Protesters from around the country joined the biggest demonstration so far against a draft Bill to restrict abortion to cases of rape or severe danger to the mother’s health.
Four years ago, Spain came in line with most of the rest of Europe when the then Socialist government legalised abortion on demand in the first 14 weeks of pregnancy.
“This is a step backward.
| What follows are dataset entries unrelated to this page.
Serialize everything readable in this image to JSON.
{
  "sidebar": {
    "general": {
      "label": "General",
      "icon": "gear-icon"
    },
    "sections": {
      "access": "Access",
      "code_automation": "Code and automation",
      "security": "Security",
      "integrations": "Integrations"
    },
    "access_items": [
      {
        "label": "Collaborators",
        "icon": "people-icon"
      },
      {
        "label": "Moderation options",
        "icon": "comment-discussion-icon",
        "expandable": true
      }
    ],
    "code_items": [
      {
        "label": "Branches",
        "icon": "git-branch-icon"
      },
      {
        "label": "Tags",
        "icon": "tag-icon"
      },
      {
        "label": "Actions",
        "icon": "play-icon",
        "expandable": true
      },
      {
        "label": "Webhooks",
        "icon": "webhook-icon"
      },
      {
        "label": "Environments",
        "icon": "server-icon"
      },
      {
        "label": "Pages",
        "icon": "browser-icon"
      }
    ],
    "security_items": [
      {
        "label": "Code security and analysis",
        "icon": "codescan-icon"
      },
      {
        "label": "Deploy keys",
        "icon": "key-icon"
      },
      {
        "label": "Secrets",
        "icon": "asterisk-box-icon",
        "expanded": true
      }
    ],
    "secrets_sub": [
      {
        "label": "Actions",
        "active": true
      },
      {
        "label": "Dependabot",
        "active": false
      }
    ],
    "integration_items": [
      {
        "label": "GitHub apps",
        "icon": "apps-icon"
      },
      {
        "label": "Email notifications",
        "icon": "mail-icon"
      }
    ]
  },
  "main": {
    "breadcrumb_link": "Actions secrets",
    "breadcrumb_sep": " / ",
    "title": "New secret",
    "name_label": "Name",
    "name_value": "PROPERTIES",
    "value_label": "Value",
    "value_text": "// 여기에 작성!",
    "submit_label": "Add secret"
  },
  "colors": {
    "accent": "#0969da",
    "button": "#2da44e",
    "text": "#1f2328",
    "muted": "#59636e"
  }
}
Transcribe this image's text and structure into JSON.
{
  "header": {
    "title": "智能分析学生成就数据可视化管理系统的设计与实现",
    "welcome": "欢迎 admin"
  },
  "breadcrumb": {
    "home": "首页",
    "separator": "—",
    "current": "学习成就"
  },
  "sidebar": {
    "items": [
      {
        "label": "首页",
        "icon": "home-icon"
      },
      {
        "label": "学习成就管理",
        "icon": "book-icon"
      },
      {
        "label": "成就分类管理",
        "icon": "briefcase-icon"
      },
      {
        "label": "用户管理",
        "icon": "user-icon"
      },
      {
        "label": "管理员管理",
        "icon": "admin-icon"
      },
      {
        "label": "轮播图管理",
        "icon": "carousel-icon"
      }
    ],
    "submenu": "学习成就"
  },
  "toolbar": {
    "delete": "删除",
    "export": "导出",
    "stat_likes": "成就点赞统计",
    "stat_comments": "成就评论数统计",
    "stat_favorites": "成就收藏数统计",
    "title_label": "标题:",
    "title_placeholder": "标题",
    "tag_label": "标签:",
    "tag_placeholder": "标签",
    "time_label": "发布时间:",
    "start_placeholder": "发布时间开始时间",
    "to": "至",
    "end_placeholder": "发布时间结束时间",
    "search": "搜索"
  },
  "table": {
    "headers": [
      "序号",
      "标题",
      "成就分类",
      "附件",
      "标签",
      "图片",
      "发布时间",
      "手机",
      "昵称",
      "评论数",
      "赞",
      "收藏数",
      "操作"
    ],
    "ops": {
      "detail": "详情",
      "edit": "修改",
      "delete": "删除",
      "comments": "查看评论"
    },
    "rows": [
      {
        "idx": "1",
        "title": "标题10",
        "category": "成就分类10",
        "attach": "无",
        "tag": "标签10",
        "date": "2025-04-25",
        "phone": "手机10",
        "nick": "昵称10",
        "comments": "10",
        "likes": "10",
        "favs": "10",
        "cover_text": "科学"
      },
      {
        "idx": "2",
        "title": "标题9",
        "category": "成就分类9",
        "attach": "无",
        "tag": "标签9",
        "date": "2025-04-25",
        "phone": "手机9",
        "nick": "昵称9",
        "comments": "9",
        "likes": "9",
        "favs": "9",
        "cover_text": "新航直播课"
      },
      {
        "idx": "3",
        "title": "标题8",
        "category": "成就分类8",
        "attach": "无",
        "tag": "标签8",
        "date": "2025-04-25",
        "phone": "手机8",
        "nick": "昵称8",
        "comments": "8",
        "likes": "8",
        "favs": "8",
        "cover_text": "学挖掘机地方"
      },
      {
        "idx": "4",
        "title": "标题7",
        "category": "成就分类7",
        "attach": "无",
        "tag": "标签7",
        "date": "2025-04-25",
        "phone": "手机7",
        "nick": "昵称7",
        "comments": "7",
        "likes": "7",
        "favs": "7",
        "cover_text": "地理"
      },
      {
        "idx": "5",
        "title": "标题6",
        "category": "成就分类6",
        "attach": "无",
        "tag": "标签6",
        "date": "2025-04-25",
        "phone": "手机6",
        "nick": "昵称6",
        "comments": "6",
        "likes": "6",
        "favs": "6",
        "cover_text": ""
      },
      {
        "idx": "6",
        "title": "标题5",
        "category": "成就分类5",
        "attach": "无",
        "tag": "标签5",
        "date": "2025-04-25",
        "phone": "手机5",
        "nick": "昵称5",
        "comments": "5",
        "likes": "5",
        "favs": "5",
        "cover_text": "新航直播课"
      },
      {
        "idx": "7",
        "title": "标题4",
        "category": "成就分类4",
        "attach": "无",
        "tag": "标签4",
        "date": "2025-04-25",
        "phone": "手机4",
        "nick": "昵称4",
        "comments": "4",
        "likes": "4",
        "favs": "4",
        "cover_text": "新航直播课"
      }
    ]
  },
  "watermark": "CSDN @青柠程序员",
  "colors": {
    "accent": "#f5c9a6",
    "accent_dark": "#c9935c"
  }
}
We’re going back 30 years,” said Pilar Abad, 58, among the demonstrators waving purple signs who marched from the main train station to the national Parliament.
“We really hope that they’ll change this Bill during the parliamentary debate, that’s why we’re here,” she said.
Prime Minister Mariano Rajoy’s Cabinet approved the draft Bill on abortion in December – in a move widely seen as an attempt to appease his party’s disgruntled right wing - but it has not been submitted yet to Parliament for debate.
Rajoy recently signalled he was open to modifying the proposal after critics from within the PP said he had failed to build party consensus for the Bill and the changes would be out of step with public opinion.
Polls show 80 per cent of Spaniards, including practising Catholics, support abortion on demand.
As Spain finally emerges from a prolonged slump, Rajoy has struggled to sell the good economic news amid the backlash over the abortion move.
The first voter opinion survey after the Cabinet approved the draft Bill showed the PP losing ground to the Opposition Socialists, who have vowed to fight the changes to abortion law.
However, the PP has an absolute majority in Parliament so once it agrees on the wording of the Bill it will be able to pass it into law.
“Voters have spoken through the opinion polls,” said Celia Villalobos, a People’s Party MP who supports abortion on demand.